This Oct. 22, 2018 photo shows the Cardinal Bea House on the campus of Gonzaga University in Spokane, Wash. Cardinal Bea House played host to at least 20 Jesuit priests accused of sexual abuse. (Emily Swing/make public, via AP)
SPOKANE, Wash. Jesuit leaders say no priest credibly accused of sexual abuse of a minor will ever be sent to the Gonzaga University after a report this week that at least 20 priests facing sexual abuse allegations were allowed to live their life on the campus in the state of Washington.
The revelation comes amid a renewed national outrage over allegations of sexual abuse of children by priests in the Catholic church. The jesuits, a Catholic order that includes more than 16,000 people worldwide who serve in churches, high schools, universities and other institutions. Founded in the 1880s, the Jesuits serve the Catholic university in Spokane, Washington.
“Jesuits Western guarantees that no Jesuit priest with a credible accusation of sexual abuse of a minor at this time or ever will be deliberately assigned to the Gonzaga University or the Jesuit community on campus,” the Jesuits West Province said in a statement Tuesday.
Instead, the Jesuits confronted with credible accusations in the province of senior health care facility in Los Gatos, California, the province said.
The Center for Investigative Reporting reported on Monday that the Jesuits had sent at least 20 priests facing sexual abuse accusations against Cardinal Bea House. The last known abusive priest was moved from Cardinal Bea House on the Gonzaga campus in 2016, Jesuit records show.
Gonzaga President Thayne McCulloh on Monday said he was disturbed by the story and demanded guarantees that there are no priests accused of abuse would be assigned to Gonzaga again.
A priest, the Rev. James Poole, admitted under oath that he sexually abused indigenous women and girls in Alaska. In a deposition taken while he lived in Bea House, Poole said that he regularly went to the Gonzaga’s library and play basketball.
According to the news report, Poole’s misconduct was first documented in 1960 and was in Alaska until 1988, when he was removed from his position. The following year he took a job as a chaplain in the St. Joseph Medical Center in Amsterdam.
Poole worked in the hospital until 2003, when he retired to Cardinal Bea House. He died in March.
McCulloh said he was disturbed by “the revelation that the society of Jesus had deliberately sent a man with Poole’s record of sexual abuse to live in their facility within the parameters of our campus, which serves not only as the home of the students but organizes regularly on the school children and visitors of all ages, with or without notice by the province to the university.”
“I had called on the Province to inform us of any Jesuit whose history can pose a threat to our students or the campus community,” McCulloh said.
Also Tuesday, the Jesuit province announced the imposition of a new restriction of the access to the document in the archives, because they contain “sensitive personnel records.” Requests for records will now be audited by a San Francisco lawyer who, as counsel for the Catholic institutions of sexual abuse claims for at least two decades, the province said.

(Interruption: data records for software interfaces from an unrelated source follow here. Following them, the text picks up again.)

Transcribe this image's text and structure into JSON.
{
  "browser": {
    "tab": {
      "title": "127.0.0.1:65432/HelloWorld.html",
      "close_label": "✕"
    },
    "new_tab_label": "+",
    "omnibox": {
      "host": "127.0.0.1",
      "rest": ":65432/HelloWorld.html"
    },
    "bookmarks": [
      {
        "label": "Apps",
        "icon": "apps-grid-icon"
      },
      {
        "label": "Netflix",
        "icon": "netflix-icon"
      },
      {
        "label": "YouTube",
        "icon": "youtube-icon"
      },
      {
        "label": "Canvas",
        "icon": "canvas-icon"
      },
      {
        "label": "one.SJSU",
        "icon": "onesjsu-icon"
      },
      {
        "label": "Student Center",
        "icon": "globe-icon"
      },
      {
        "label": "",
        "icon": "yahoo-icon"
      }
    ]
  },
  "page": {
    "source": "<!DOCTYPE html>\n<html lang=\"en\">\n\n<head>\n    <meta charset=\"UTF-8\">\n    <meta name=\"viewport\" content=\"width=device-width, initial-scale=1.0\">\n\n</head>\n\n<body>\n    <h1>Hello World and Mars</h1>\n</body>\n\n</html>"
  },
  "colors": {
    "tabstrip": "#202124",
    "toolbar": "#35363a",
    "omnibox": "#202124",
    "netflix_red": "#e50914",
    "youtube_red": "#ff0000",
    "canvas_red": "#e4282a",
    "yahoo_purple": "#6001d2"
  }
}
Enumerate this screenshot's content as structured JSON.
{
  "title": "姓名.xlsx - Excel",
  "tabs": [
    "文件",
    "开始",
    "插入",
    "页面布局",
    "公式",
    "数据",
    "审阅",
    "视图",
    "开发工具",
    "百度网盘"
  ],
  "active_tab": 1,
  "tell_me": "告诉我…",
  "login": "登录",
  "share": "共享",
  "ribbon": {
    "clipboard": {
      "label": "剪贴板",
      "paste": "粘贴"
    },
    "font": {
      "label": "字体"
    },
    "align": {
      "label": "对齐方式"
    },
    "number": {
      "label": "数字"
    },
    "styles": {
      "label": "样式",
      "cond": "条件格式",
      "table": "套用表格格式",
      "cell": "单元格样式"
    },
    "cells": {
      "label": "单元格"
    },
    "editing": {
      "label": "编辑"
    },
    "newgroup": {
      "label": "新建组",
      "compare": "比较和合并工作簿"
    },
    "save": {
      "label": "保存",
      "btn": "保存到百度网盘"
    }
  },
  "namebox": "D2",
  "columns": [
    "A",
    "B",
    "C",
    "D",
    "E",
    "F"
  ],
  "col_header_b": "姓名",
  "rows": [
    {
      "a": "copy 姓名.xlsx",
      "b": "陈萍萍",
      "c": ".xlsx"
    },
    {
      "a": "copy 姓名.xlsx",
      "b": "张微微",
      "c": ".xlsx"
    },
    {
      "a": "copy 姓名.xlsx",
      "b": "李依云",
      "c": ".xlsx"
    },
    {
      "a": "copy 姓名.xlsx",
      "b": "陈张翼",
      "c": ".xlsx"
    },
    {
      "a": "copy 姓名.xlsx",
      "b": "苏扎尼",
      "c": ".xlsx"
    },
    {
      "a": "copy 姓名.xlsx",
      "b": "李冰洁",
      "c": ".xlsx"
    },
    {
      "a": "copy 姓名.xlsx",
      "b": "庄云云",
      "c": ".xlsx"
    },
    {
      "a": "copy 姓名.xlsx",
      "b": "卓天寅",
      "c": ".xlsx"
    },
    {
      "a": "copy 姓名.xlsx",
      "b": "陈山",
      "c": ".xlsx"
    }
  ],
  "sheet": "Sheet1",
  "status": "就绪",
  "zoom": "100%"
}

On Monday, the Roman Catholic Jesuit province, where much of the eastern United States, released the names of the Jesuit priests facing “credible or established” allegations of sexual abuse of minors dating back to 1950. In a letter, the Maryland Province of the society of Jesus, identified five living-Jesuit faced with facts that took place in the province and the other eight who are dead.